Pining for a Real Christmas Tree?

Christmas tree

Pining.023914Earnshaws Fencing Centres have a superb range of Christmas trees this December including the Norway Spruce as well as the nation’s favourite – the Nordmann Fir. We have every shape and size – guaranteed to bring joy this festive season.

Many trees are cut from our own woodland and we can supply schools, councils, pubs and businesses – pretty much anywhere that needs a larger tree. Our tallest reach as high as 30 feet so don’t think your tree requirements might be too much – just come along and ask!

Did you know that the use of evergreen trees to celebrate the winter season occurred before the birth of Christ? Or that the first decorated Christmas tree was in Riga, Latvia in 1510?

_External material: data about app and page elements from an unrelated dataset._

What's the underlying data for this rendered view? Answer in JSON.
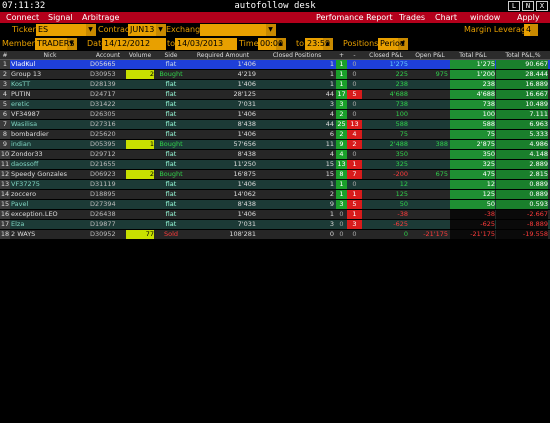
{
  "titlebar": {
    "clock": "07:11:32",
    "title": "autofollow desk",
    "buttons": [
      "L",
      "N",
      "X"
    ]
  },
  "menu": {
    "connect": "Connect",
    "signal": "Signal",
    "arbitrage": "Arbitrage",
    "perf": "Perfomance Report",
    "trades": "Trades",
    "chart": "Chart",
    "window": "window",
    "apply": "Apply"
  },
  "filters": {
    "ticker_label": "Ticker",
    "ticker": "ES",
    "contract_label": "Contract",
    "contract": "JUN13",
    "exchange_label": "Exchange",
    "exchange": "",
    "margin_label": "Margin Leverage",
    "margin": "4",
    "members_label": "Members",
    "members": "TRADERS",
    "date_label": "Date",
    "date_from": "14/12/2012",
    "to_label": "to",
    "date_to": "14/03/2013",
    "time_label": "Time",
    "time_from": "00:00",
    "time_to": "23:59",
    "positions_label": "Positions",
    "positions": "Period"
  },
  "columns": [
    "#",
    "Nick",
    "Account",
    "Volume",
    "Side",
    "Required Amount",
    "Closed Positions",
    "+",
    "-",
    "Closed P&L",
    "Open P&L",
    "Total P&L",
    "Total P&L,%"
  ],
  "rows": [
    [
      "1",
      "VladKul",
      "D05665",
      "",
      "flat",
      "1'406",
      "1",
      "1",
      "0",
      "1'275",
      "",
      "1'275",
      "90.667"
    ],
    [
      "2",
      "Group 13",
      "D30953",
      "2",
      "Bought",
      "4'219",
      "1",
      "1",
      "0",
      "225",
      "975",
      "1'200",
      "28.444"
    ],
    [
      "3",
      "KosTT",
      "D28139",
      "",
      "flat",
      "1'406",
      "1",
      "1",
      "0",
      "238",
      "",
      "238",
      "16.889"
    ],
    [
      "4",
      "PUTIN",
      "D24717",
      "",
      "flat",
      "28'125",
      "44",
      "17",
      "5",
      "4'688",
      "",
      "4'688",
      "16.667"
    ],
    [
      "5",
      "eretic",
      "D31422",
      "",
      "flat",
      "7'031",
      "3",
      "3",
      "0",
      "738",
      "",
      "738",
      "10.489"
    ],
    [
      "6",
      "VF34987",
      "D26305",
      "",
      "flat",
      "1'406",
      "4",
      "2",
      "0",
      "100",
      "",
      "100",
      "7.111"
    ],
    [
      "7",
      "Wasilisa",
      "D27316",
      "",
      "flat",
      "8'438",
      "44",
      "25",
      "13",
      "588",
      "",
      "588",
      "6.963"
    ],
    [
      "8",
      "bombardier",
      "D25620",
      "",
      "flat",
      "1'406",
      "6",
      "2",
      "4",
      "75",
      "",
      "75",
      "5.333"
    ],
    [
      "9",
      "indian",
      "D05395",
      "1",
      "Bought",
      "57'656",
      "11",
      "9",
      "2",
      "2'488",
      "388",
      "2'875",
      "4.986"
    ],
    [
      "10",
      "Zondor33",
      "D29712",
      "",
      "flat",
      "8'438",
      "4",
      "4",
      "0",
      "350",
      "",
      "350",
      "4.148"
    ],
    [
      "11",
      "daossoff",
      "D21655",
      "",
      "flat",
      "11'250",
      "15",
      "13",
      "1",
      "325",
      "",
      "325",
      "2.889"
    ],
    [
      "12",
      "Speedy Gonzales",
      "D06923",
      "2",
      "Bought",
      "16'875",
      "15",
      "8",
      "7",
      "-200",
      "675",
      "475",
      "2.815"
    ],
    [
      "13",
      "VF37275",
      "D31119",
      "",
      "flat",
      "1'406",
      "1",
      "1",
      "0",
      "12",
      "",
      "12",
      "0.889"
    ],
    [
      "14",
      "zoccero",
      "D18895",
      "",
      "flat",
      "14'062",
      "2",
      "1",
      "1",
      "125",
      "",
      "125",
      "0.889"
    ],
    [
      "15",
      "Pavel",
      "D27394",
      "",
      "flat",
      "8'438",
      "9",
      "3",
      "5",
      "50",
      "",
      "50",
      "0.593"
    ],
    [
      "16",
      "exception.LEO",
      "D26438",
      "",
      "flat",
      "1'406",
      "1",
      "0",
      "1",
      "-38",
      "",
      "-38",
      "-2.667"
    ],
    [
      "17",
      "Elza",
      "D19877",
      "",
      "flat",
      "7'031",
      "3",
      "0",
      "3",
      "-625",
      "",
      "-625",
      "-8.889"
    ],
    [
      "18",
      "2 WAYS",
      "D30952",
      "77",
      "Sold",
      "108'281",
      "0",
      "0",
      "0",
      "0",
      "-21'175",
      "-21'175",
      "-19.558"
    ]
  ],
  "colors": {
    "menubar": "#b3001b",
    "accent": "#e8a000",
    "positive": "#2fd14a",
    "negative": "#ff3b3b",
    "selected": "#1e3fd8"
  }
}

The first printed reference to Christmas trees appeared in Germany as far back as 1531. Using small candles to light a Christmas tree dates back to the middle of the 17th century, and Thomas Edison’s assistant, Edward Johnson, came up with the idea of electric lights for Christmas trees in 1882.

Artificial Christmas trees were first developed in Germany during the 19th century. These ‘trees’ were made using goose feathers that were dyed green and attached to wire branches. The wire branches were then wrapped around a central dowel rod that acted as the trunk.

The UK is now self-sufficient in producing trees! In fact the tree in Trafalgar Square, London is the only un-milled tree over 12 feet allowed be imported into the country. The Christmas tree outside No. 10 Downing Street is presented by the winning grower of the British Christmas Tree Growers Association’s “Best Christmas Tree” competition.

Why choose a real Christmas tree?

In the first week, a tree in your home will consume as much as two pints of water per day, but they reward us back – Christmas trees remove dust and pollen from the air making them a health benefit for any household. So they don’t just look good, they also do us good!

Quick Tips

Just remember that Christmas trees are still living things and therefore need water! It’s also good to leave them outdoors for as long as possible before you put them up. Finally try not to put them next to the radiator when you place it in the living room because they don’t like it too hot.


Posted by Earnshaws on 04-Dec-2014